### Goal of the exercise
Every entry, from the first to the last, should be written out exactly.

### The data
——

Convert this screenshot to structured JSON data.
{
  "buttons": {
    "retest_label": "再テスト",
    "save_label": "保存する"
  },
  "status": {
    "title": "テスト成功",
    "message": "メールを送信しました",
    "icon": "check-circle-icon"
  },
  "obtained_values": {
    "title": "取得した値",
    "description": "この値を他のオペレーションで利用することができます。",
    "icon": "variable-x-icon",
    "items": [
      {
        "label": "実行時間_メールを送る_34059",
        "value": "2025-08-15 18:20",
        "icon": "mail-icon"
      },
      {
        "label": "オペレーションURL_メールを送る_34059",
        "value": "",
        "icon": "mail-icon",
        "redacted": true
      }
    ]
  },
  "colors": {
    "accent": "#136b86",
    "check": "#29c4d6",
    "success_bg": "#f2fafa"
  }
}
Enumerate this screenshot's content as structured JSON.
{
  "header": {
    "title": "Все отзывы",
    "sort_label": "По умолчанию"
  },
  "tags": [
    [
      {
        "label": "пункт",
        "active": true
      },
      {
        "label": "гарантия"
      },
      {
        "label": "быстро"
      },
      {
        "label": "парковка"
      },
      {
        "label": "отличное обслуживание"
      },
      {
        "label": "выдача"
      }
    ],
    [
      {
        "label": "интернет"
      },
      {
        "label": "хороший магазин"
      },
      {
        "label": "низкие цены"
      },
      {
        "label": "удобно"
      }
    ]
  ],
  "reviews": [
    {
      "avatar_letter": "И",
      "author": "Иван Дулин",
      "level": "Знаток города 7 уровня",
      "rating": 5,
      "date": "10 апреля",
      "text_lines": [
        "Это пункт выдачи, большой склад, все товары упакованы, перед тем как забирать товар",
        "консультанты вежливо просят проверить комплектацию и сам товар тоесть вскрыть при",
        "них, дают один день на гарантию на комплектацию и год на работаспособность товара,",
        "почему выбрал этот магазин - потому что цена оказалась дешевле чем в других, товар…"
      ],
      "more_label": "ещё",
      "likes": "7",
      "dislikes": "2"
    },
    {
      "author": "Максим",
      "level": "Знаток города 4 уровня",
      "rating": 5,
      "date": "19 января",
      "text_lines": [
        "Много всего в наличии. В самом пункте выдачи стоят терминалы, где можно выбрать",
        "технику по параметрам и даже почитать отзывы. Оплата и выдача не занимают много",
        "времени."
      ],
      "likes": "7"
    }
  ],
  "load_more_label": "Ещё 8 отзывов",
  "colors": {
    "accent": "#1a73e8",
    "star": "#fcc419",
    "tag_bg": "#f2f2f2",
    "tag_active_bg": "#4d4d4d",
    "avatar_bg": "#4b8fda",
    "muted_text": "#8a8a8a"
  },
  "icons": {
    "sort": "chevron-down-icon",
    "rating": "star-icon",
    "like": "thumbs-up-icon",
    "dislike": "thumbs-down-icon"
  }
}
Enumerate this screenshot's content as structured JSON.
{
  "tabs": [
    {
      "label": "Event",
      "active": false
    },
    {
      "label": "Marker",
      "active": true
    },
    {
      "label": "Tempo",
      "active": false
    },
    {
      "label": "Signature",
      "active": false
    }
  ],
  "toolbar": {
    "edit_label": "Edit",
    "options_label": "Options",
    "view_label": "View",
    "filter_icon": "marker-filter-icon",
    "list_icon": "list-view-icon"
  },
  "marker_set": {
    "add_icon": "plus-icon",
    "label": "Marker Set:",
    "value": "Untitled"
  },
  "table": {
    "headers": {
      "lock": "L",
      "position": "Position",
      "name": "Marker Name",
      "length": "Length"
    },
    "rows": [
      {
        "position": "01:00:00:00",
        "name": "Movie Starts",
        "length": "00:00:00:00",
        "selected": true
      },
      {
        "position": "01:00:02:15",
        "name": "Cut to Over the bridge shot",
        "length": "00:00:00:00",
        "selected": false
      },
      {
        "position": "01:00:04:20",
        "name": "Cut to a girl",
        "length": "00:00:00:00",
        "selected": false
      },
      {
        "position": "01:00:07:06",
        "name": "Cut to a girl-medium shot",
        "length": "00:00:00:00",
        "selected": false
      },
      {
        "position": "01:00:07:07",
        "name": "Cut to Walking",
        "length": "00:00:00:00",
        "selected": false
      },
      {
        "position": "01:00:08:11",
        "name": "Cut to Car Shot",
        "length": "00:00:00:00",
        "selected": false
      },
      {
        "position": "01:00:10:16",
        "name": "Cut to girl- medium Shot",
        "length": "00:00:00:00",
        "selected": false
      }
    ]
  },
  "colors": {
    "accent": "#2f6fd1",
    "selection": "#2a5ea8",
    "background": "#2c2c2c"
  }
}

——

### Answer section
Convert this screenshot to structured JSON data.
{
  "buttons": {
    "retest_label": "再テスト",
    "save_label": "保存する"
  },
  "status": {
    "title": "テスト成功",
    "message": "メールを送信しました",
    "icon": "check-circle-icon"
  },
  "obtained_values": {
    "title": "取得した値",
    "description": "この値を他のオペレーションで利用することができます。",
    "icon": "variable-x-icon",
    "items": [
      {
        "label": "実行時間_メールを送る_34059",
        "value": "2025-08-15 18:20",
        "icon": "mail-icon"
      },
      {
        "label": "オペレーションURL_メールを送る_34059",
        "value": "",
        "icon": "mail-icon",
        "redacted": true
      }
    ]
  },
  "colors": {
    "accent": "#136b86",
    "check": "#29c4d6",
    "success_bg": "#f2fafa"
  }
}
Enumerate this screenshot's content as structured JSON.
{
  "header": {
    "title": "Все отзывы",
    "sort_label": "По умолчанию"
  },
  "tags": [
    [
      {
        "label": "пункт",
        "active": true
      },
      {
        "label": "гарантия"
      },
      {
        "label": "быстро"
      },
      {
        "label": "парковка"
      },
      {
        "label": "отличное обслуживание"
      },
      {
        "label": "выдача"
      }
    ],
    [
      {
        "label": "интернет"
      },
      {
        "label": "хороший магазин"
      },
      {
        "label": "низкие цены"
      },
      {
        "label": "удобно"
      }
    ]
  ],
  "reviews": [
    {
      "avatar_letter": "И",
      "author": "Иван Дулин",
      "level": "Знаток города 7 уровня",
      "rating": 5,
      "date": "10 апреля",
      "text_lines": [
        "Это пункт выдачи, большой склад, все товары упакованы, перед тем как забирать товар",
        "консультанты вежливо просят проверить комплектацию и сам товар тоесть вскрыть при",
        "них, дают один день на гарантию на комплектацию и год на работаспособность товара,",
        "почему выбрал этот магазин - потому что цена оказалась дешевле чем в других, товар…"
      ],
      "more_label": "ещё",
      "likes": "7",
      "dislikes": "2"
    },
    {
      "author": "Максим",
      "level": "Знаток города 4 уровня",
      "rating": 5,
      "date": "19 января",
      "text_lines": [
        "Много всего в наличии. В самом пункте выдачи стоят терминалы, где можно выбрать",
        "технику по параметрам и даже почитать отзывы. Оплата и выдача не занимают много",
        "времени."
      ],
      "likes": "7"
    }
  ],
  "load_more_label": "Ещё 8 отзывов",
  "colors": {
    "accent": "#1a73e8",
    "star": "#fcc419",
    "tag_bg": "#f2f2f2",
    "tag_active_bg": "#4d4d4d",
    "avatar_bg": "#4b8fda",
    "muted_text": "#8a8a8a"
  },
  "icons": {
    "sort": "chevron-down-icon",
    "rating": "star-icon",
    "like": "thumbs-up-icon",
    "dislike": "thumbs-down-icon"
  }
}
Enumerate this screenshot's content as structured JSON.
{
  "tabs": [
    {
      "label": "Event",
      "active": false
    },
    {
      "label": "Marker",
      "active": true
    },
    {
      "label": "Tempo",
      "active": false
    },
    {
      "label": "Signature",
      "active": false
    }
  ],
  "toolbar": {
    "edit_label": "Edit",
    "options_label": "Options",
    "view_label": "View",
    "filter_icon": "marker-filter-icon",
    "list_icon": "list-view-icon"
  },
  "marker_set": {
    "add_icon": "plus-icon",
    "label": "Marker Set:",
    "value": "Untitled"
  },
  "table": {
    "headers": {
      "lock": "L",
      "position": "Position",
      "name": "Marker Name",
      "length": "Length"
    },
    "rows": [
      {
        "position": "01:00:00:00",
        "name": "Movie Starts",
        "length": "00:00:00:00",
        "selected": true
      },
      {
        "position": "01:00:02:15",
        "name": "Cut to Over the bridge shot",
        "length": "00:00:00:00",
        "selected": false
      },
      {
        "position": "01:00:04:20",
        "name": "Cut to a girl",
        "length": "00:00:00:00",
        "selected": false
      },
      {
        "position": "01:00:07:06",
        "name": "Cut to a girl-medium shot",
        "length": "00:00:00:00",
        "selected": false
      },
      {
        "position": "01:00:07:07",
        "name": "Cut to Walking",
        "length": "00:00:00:00",
        "selected": false
      },
      {
        "position": "01:00:08:11",
        "name": "Cut to Car Shot",
        "length": "00:00:00:00",
        "selected": false
      },
      {
        "position": "01:00:10:16",
        "name": "Cut to girl- medium Shot",
        "length": "00:00:00:00",
        "selected": false
      }
    ]
  },
  "colors": {
    "accent": "#2f6fd1",
    "selection": "#2a5ea8",
    "background": "#2c2c2c"
  }
}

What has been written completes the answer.